The band close the EP proper with the chugging, mid-paced ’90s ode that is the hook-laden ‘Surrogate’ prior to acoustic renditions of both ‘Never Been Happier’ and ‘Propaganda’
Relative to what Half Dizzy offer on this debut, there is certainly no conspiracy attached to how replayable this release really is.
Colorsfade – Built From The Wreckage (January 2023) (Skate Punk/”Skate Thrash”/Melodic-Hardcore/Post-Hardcore)
After a run of shorter releases and a full-length debut that cemented their place in the metallically inclined fast melodic Skate Punk scene in 2018, Colorsfade returned earlier in 2023. This time via People Of Punk-Rock Records, the band offered ten tracks taking full ownership of a dynamic thirty-eight minutes and eleven seconds designed to entirely annex that exact time frame from you. Repeatedly. And so, the “May Have Missed Special: Melodic Fast Punk Volume 2” heads to Canada, again!
‘Line In The Sand’ draws the Built From The Wreckage mission statement with its anthemic, two-stage intro carrying the band through a flexing instrumental onward to shredded high notes, themselves spooling energy for a core run of melodious Skate Punk fluidically propelled by strings marking the synergy between Skate Punk and Metal in this particular timeline.
Built From The Wreckage doubles down on the post-Propagandhi Thrash-Punk, the gleaming melodies of Mute and the slick technicality of Belvedere-brand tech-Punk but also on the harder, comparatively more punishing displays drip-fed from 2018. The metallic leads of the previous album are that much more pronounced, lethally sharp rather than just heavy and shamelessly more confident but equally, are now more so juxtaposed with huge soaring (often Strung Out-esque) melodies drawn from Punk, Metal, and (notably) bouts of both early 2000s Post and Melodic Hardcore.
You’ll, of course, find shameless ’90s Pop-Punk-isms thrown in for continuity, playfully in amongst the streamlined drive honed on In Real Time. This time, however, the latter still returns as the intrinsic underpin but does so with considerably more weight. The cutting nature of the band on Built From The Wreckage and its harder, more aggravated and varied fervour now renders both core components of the Colorsfade arsenal even further prominent and then some, with the near-constant variation in tempo assisting in this perfectly throughout.
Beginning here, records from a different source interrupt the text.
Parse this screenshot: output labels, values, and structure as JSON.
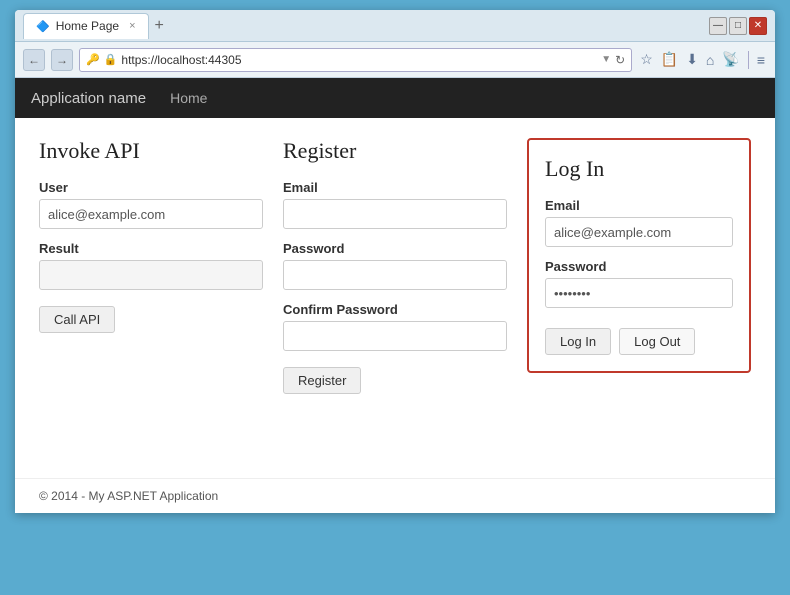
{
  "browser": {
    "tab_label": "Home Page",
    "tab_close": "×",
    "tab_new": "+",
    "window_minimize": "—",
    "window_maximize": "□",
    "window_close": "✕",
    "nav_back": "←",
    "nav_forward": "→",
    "url_lock": "🔒",
    "url": "https://localhost:44305",
    "url_dropdown": "▼",
    "url_refresh": "↻",
    "toolbar_star": "☆",
    "toolbar_clipboard": "📋",
    "toolbar_download": "⬇",
    "toolbar_home": "⌂",
    "toolbar_feed": "📡",
    "toolbar_menu": "≡"
  },
  "navbar": {
    "brand": "Application name",
    "home_link": "Home"
  },
  "invoke_api": {
    "title": "Invoke API",
    "user_label": "User",
    "user_placeholder": "alice@example.com",
    "user_value": "alice@example.com",
    "result_label": "Result",
    "result_value": "",
    "call_btn": "Call API"
  },
  "register": {
    "title": "Register",
    "email_label": "Email",
    "email_value": "",
    "password_label": "Password",
    "password_value": "",
    "confirm_label": "Confirm Password",
    "confirm_value": "",
    "register_btn": "Register"
  },
  "login": {
    "title": "Log In",
    "email_label": "Email",
    "email_value": "alice@example.com",
    "password_label": "Password",
    "password_value": "••••••••",
    "login_btn": "Log In",
    "logout_btn": "Log Out"
  },
  "footer": {
    "text": "© 2014 - My ASP.NET Application"
  }
}
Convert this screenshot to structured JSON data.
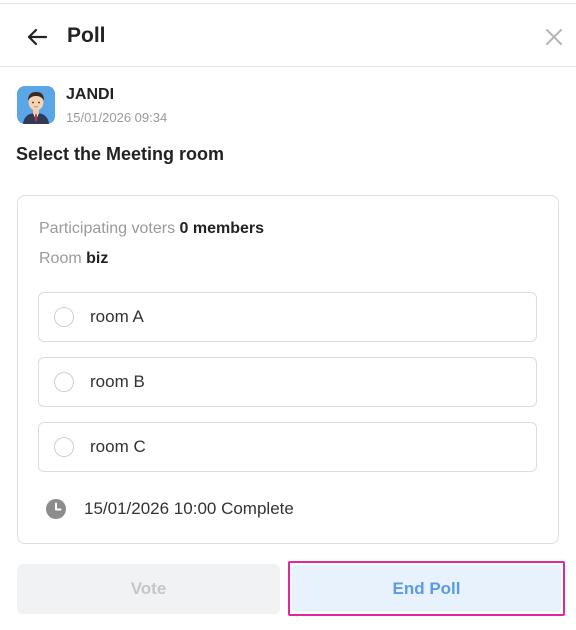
{
  "header": {
    "title": "Poll"
  },
  "author": {
    "name": "JANDI",
    "timestamp": "15/01/2026 09:34"
  },
  "poll": {
    "question": "Select the Meeting room",
    "voters_label": "Participating voters",
    "voters_value": "0 members",
    "room_label": "Room",
    "room_value": "biz",
    "options": [
      {
        "label": "room A",
        "selected": false
      },
      {
        "label": "room B",
        "selected": false
      },
      {
        "label": "room C",
        "selected": false
      }
    ],
    "deadline": "15/01/2026 10:00 Complete"
  },
  "actions": {
    "vote_label": "Vote",
    "end_poll_label": "End Poll"
  },
  "colors": {
    "highlight": "#e4269a",
    "end_poll_text": "#5c9be4",
    "end_poll_bg": "#e8f2fc",
    "vote_disabled_text": "#c4c6ca"
  }
}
Be it the aforementioned Thrash, the harder, more traditional metallic leads or the structural contortion of Post-Hardcore and its onset, emotive melody, the scope that Built From The Wreckage is derived from is impressive at every corner. From any and all of the above, onward to a glimpse of jagged, Easycore Pop-Punk, Colorsfade are far from afraid of experimentation, comfortable and confident in the fact that their archetypal Skate Punk foundation is ancestrally indomitable. Lyrically, as expected, Colorsfade battle to comprehend what they see, from flawed social and political structures and addiction to glimmers of defiant hope; all are backed with the clarity of emotion that you come to expect from the four-piece.
Colorsfade have an acuity when it comes to composing an all-enveloping, heavy and impassioned contemporary melodic Punk sound and Built From The Wreckage is a fantastic entry into this year’s crop.
And so passes “May Have Missed Special: Melodic Fast Punk Volume 2”, but fast.
Perhaps I’ll do another in the future but for now, there are twenty-one volumes of the regular run of the “may have missed” series to peruse – Here for those looking for more variety. Equally, as this is article #654, it goes without too much direct utterance that there are six-hundred and fifty-three others to kill some time with.
Thanks for reading!